Author: Rick Tobin

Rotting mangoes proffer disgusting flavors like burning spittle rising into a renovator’s mouth when alien wraiths hiss, rising from charred ruins fallen untold millennia before humanity’s existence. Dearth Crenshaw stood his ground as a maniacal, mystical slaver, without concern for his acolyte, Emmaus Progo. His protégé previously accompanied haunted clearings of thirteen worlds in readiness for human colonization, but repeatedly lost his bowel control when ectoplasmic spirits of species, still haunting their abandoned civilization, swirled in fury about them, tearing at their interloper space suits and souls.

Dearth’s hands spun the vicious atmosphere about him with invisible lines of force, entwining his attackers. The whispish harpies slashed back in agony, confused and forlorn as their fates were sealed by superior skills of a dark arts master.

“Now, Dearth? Use the wand?” Emmaus extended a six-foot silvery metal rod toward the billowing murk surrounding them.

“No! I hate that technology crutch.” Dearth guillotined the discussion as strings of undetectable magnetic fields encircled his captives, binding them and finally compelling their migration into a shimmering rope of energy speeding into an irregular orange crystal suspended loosely from his neck, outside his suit. Soon, the troubled ambiance was clear of psychic turmoil. Dearth’s gemstone glowed, pulsing life force from captivated new souls waiting his processing.

“I did not mean to interfere, master. I was afraid they might overcome us. I do not have your powers, so I must use what I have.” Emmaus tried to justify his interruption during battle as the hunters later discarded their battered space suits in a change bay aboard their ship.

“You’ve soiled yourself again, Emmaus. I had hoped for more progress after two years of apprenticeship.” Dearth turned, glaring at his offensive understudy.

“Maybe this is not my rightful destiny,” replied Emmaus. “I might try a different profession. With the thousands of new Earth colonies, surely there would be a better fit. Free will cries for better.”

“Free will! Where did you hear that term?” Dearth was suddenly insistent.
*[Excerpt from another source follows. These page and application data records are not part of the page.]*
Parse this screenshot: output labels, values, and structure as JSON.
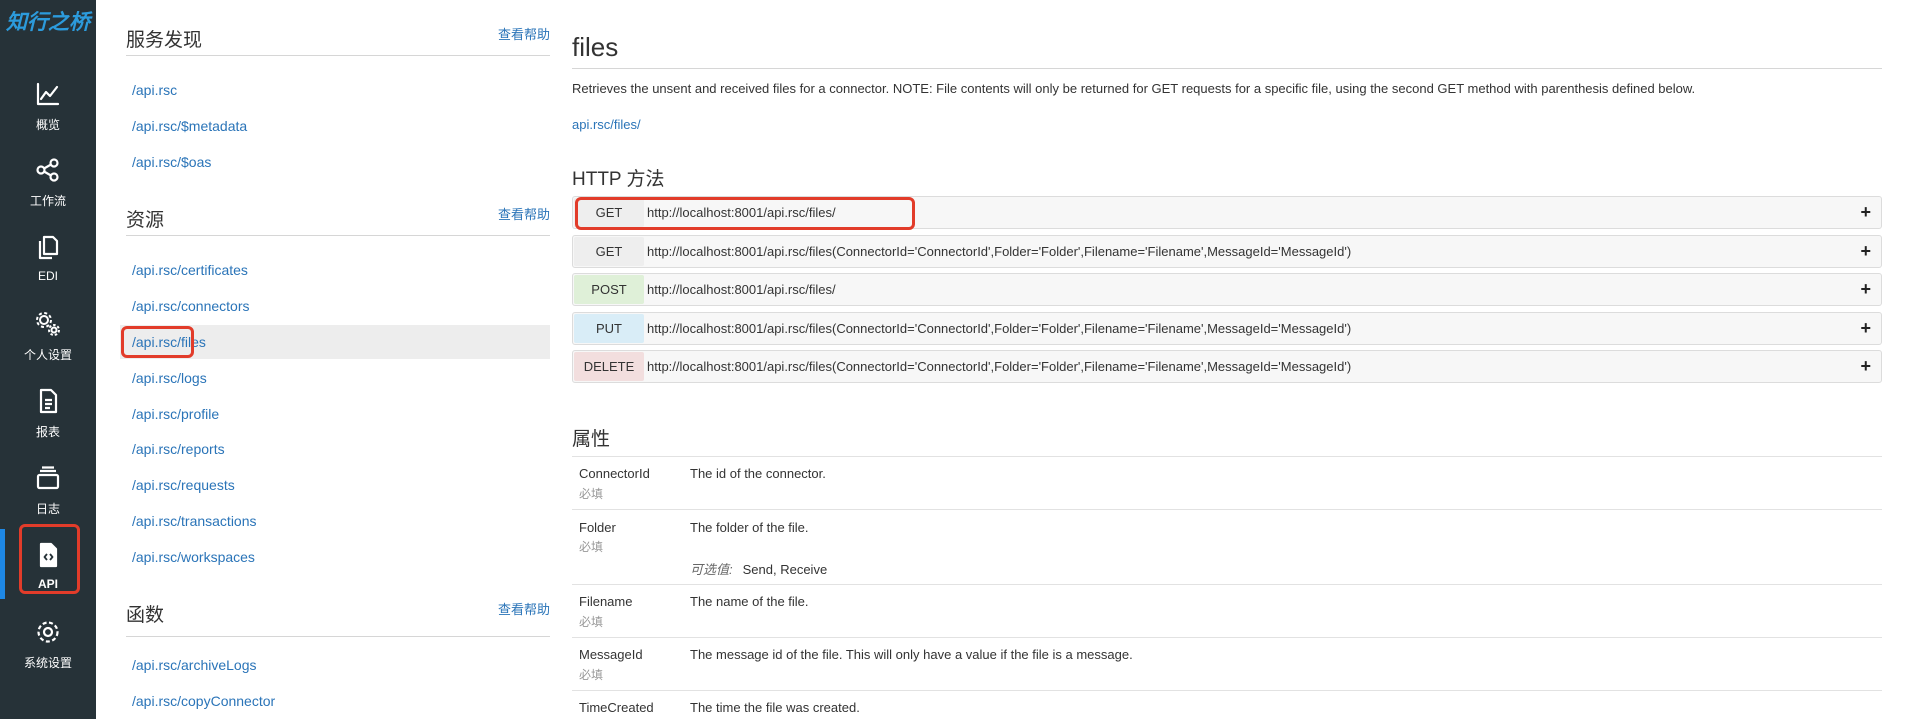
{
  "app": {
    "logo_text": "知行之桥",
    "accent": "#2c9bdc",
    "highlight": "#e23c2a"
  },
  "nav": {
    "items": [
      {
        "label": "概览",
        "icon": "chart-line-icon"
      },
      {
        "label": "工作流",
        "icon": "share-nodes-icon"
      },
      {
        "label": "EDI",
        "icon": "copy-documents-icon"
      },
      {
        "label": "个人设置",
        "icon": "gears-icon"
      },
      {
        "label": "报表",
        "icon": "report-file-icon"
      },
      {
        "label": "日志",
        "icon": "log-stack-icon"
      },
      {
        "label": "API",
        "icon": "api-file-icon"
      },
      {
        "label": "系统设置",
        "icon": "gear-icon"
      }
    ],
    "active": "API"
  },
  "mid": {
    "service_discovery": {
      "title": "服务发现",
      "help": "查看帮助",
      "links": [
        "/api.rsc",
        "/api.rsc/$metadata",
        "/api.rsc/$oas"
      ]
    },
    "resources": {
      "title": "资源",
      "help": "查看帮助",
      "links": [
        "/api.rsc/certificates",
        "/api.rsc/connectors",
        "/api.rsc/files",
        "/api.rsc/logs",
        "/api.rsc/profile",
        "/api.rsc/reports",
        "/api.rsc/requests",
        "/api.rsc/transactions",
        "/api.rsc/workspaces"
      ],
      "selected": "/api.rsc/files"
    },
    "functions": {
      "title": "函数",
      "help": "查看帮助",
      "links": [
        "/api.rsc/archiveLogs",
        "/api.rsc/copyConnector"
      ]
    }
  },
  "main": {
    "title": "files",
    "description": "Retrieves the unsent and received files for a connector. NOTE: File contents will only be returned for GET requests for a specific file, using the second GET method with parenthesis defined below.",
    "path": "api.rsc/files/",
    "methods_title": "HTTP 方法",
    "methods": [
      {
        "method": "GET",
        "url": "http://localhost:8001/api.rsc/files/",
        "color": "#eeeeee"
      },
      {
        "method": "GET",
        "url": "http://localhost:8001/api.rsc/files(ConnectorId='ConnectorId',Folder='Folder',Filename='Filename',MessageId='MessageId')",
        "color": "#eeeeee"
      },
      {
        "method": "POST",
        "url": "http://localhost:8001/api.rsc/files/",
        "color": "#dff0d8"
      },
      {
        "method": "PUT",
        "url": "http://localhost:8001/api.rsc/files(ConnectorId='ConnectorId',Folder='Folder',Filename='Filename',MessageId='MessageId')",
        "color": "#d9edf7"
      },
      {
        "method": "DELETE",
        "url": "http://localhost:8001/api.rsc/files(ConnectorId='ConnectorId',Folder='Folder',Filename='Filename',MessageId='MessageId')",
        "color": "#f2dede"
      }
    ],
    "expand_symbol": "+",
    "properties_title": "属性",
    "properties": [
      {
        "name": "ConnectorId",
        "required": "必填",
        "desc": "The id of the connector."
      },
      {
        "name": "Folder",
        "required": "必填",
        "desc": "The folder of the file.",
        "options_label": "可选值:",
        "options": "Send, Receive"
      },
      {
        "name": "Filename",
        "required": "必填",
        "desc": "The name of the file."
      },
      {
        "name": "MessageId",
        "required": "必填",
        "desc": "The message id of the file. This will only have a value if the file is a message."
      },
      {
        "name": "TimeCreated",
        "required": "",
        "desc": "The time the file was created."
      }
    ]
  }
}
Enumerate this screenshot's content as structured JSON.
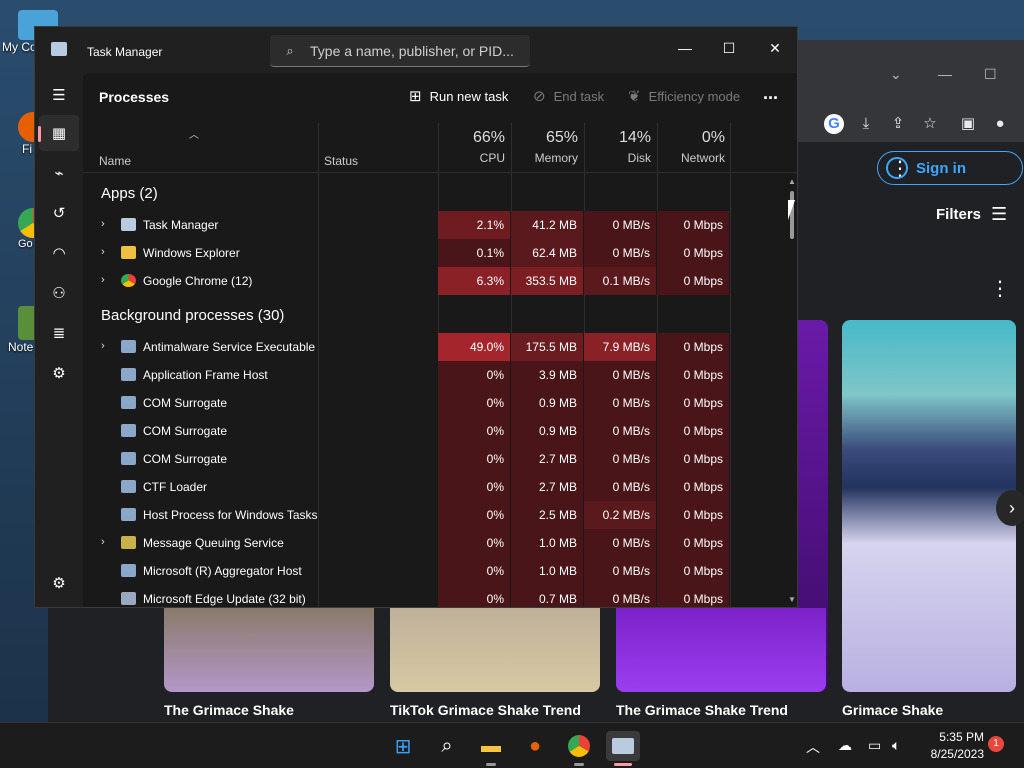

“I read some historical material in our ship’s library. Isn’t happiness really what we all deserve?”

Dearth’s fingers twisted quickly into an arcane hand mudra. Remains of Emmaus fell to the metal floor; his body desiccated into small piles of debris as a puff of soul rose to be encapsulated within the orange, glistening stone about Dearth’s neck. Dearth walked deliberately to a communications panel mid-ship.

“Dearth Crenshaw. Operation successful. 29465 is completely cleared for restitution. Send mining clones. I have fresh souls to activate them. Astral memories from this unknown race will pioneer a useful human outpost. There are copious resources in this world worthy of immediate exploitation. Note…send me a new assistant to implant. I will transfer this last one’s soul into a settler once new bodies arrive. I suggest acquiring a new helper soul from an earth-bound spirit taken from shambles of New York or Chicago. Forget the suburbs. I need a servant that is pliant and barely curious. Capture something drifting about a nursing home destroyed after the last asteroid strikes. I will wait, as required, for the supply ship. Please transmit my next target planet coordinates. For my control files, record that I have sealed more sections of Earth’s ancient mythologies on my ship that are heretical.”